> [PROBLEM DESCRIPTION]:
Filter these records by the string "games", copying each line that holds it.

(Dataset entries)
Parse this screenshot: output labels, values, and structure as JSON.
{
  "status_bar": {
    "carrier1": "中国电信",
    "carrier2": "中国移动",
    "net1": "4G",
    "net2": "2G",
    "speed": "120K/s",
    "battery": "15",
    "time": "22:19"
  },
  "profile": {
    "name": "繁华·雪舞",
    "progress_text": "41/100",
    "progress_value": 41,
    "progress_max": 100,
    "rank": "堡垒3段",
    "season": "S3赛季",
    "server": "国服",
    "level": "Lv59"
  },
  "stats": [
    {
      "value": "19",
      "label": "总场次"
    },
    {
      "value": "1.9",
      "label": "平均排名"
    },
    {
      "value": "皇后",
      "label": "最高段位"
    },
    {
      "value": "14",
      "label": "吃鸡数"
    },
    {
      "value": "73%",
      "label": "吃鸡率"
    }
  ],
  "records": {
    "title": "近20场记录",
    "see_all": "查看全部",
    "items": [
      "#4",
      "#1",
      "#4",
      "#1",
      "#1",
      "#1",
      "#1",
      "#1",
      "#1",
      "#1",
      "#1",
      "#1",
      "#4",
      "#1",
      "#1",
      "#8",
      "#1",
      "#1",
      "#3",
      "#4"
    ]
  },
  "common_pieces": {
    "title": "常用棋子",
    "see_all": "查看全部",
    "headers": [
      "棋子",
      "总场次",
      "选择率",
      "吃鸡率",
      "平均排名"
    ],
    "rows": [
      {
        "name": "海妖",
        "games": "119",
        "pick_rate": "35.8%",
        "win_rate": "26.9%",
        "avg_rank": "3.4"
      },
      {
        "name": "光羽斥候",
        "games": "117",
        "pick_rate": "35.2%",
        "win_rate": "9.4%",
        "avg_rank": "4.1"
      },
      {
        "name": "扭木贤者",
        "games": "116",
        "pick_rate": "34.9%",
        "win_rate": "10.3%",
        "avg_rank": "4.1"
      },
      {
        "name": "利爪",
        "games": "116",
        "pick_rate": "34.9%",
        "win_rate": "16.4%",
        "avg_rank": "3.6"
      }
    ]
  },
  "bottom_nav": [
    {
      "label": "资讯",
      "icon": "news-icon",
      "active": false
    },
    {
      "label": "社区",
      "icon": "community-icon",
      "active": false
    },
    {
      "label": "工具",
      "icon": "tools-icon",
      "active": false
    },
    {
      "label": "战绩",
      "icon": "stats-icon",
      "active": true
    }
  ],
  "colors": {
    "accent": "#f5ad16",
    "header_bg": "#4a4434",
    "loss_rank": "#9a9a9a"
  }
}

> [EXPECTED ANSWER]:
        "games": "119",
        "games": "117",
        "games": "116",
        "games": "116",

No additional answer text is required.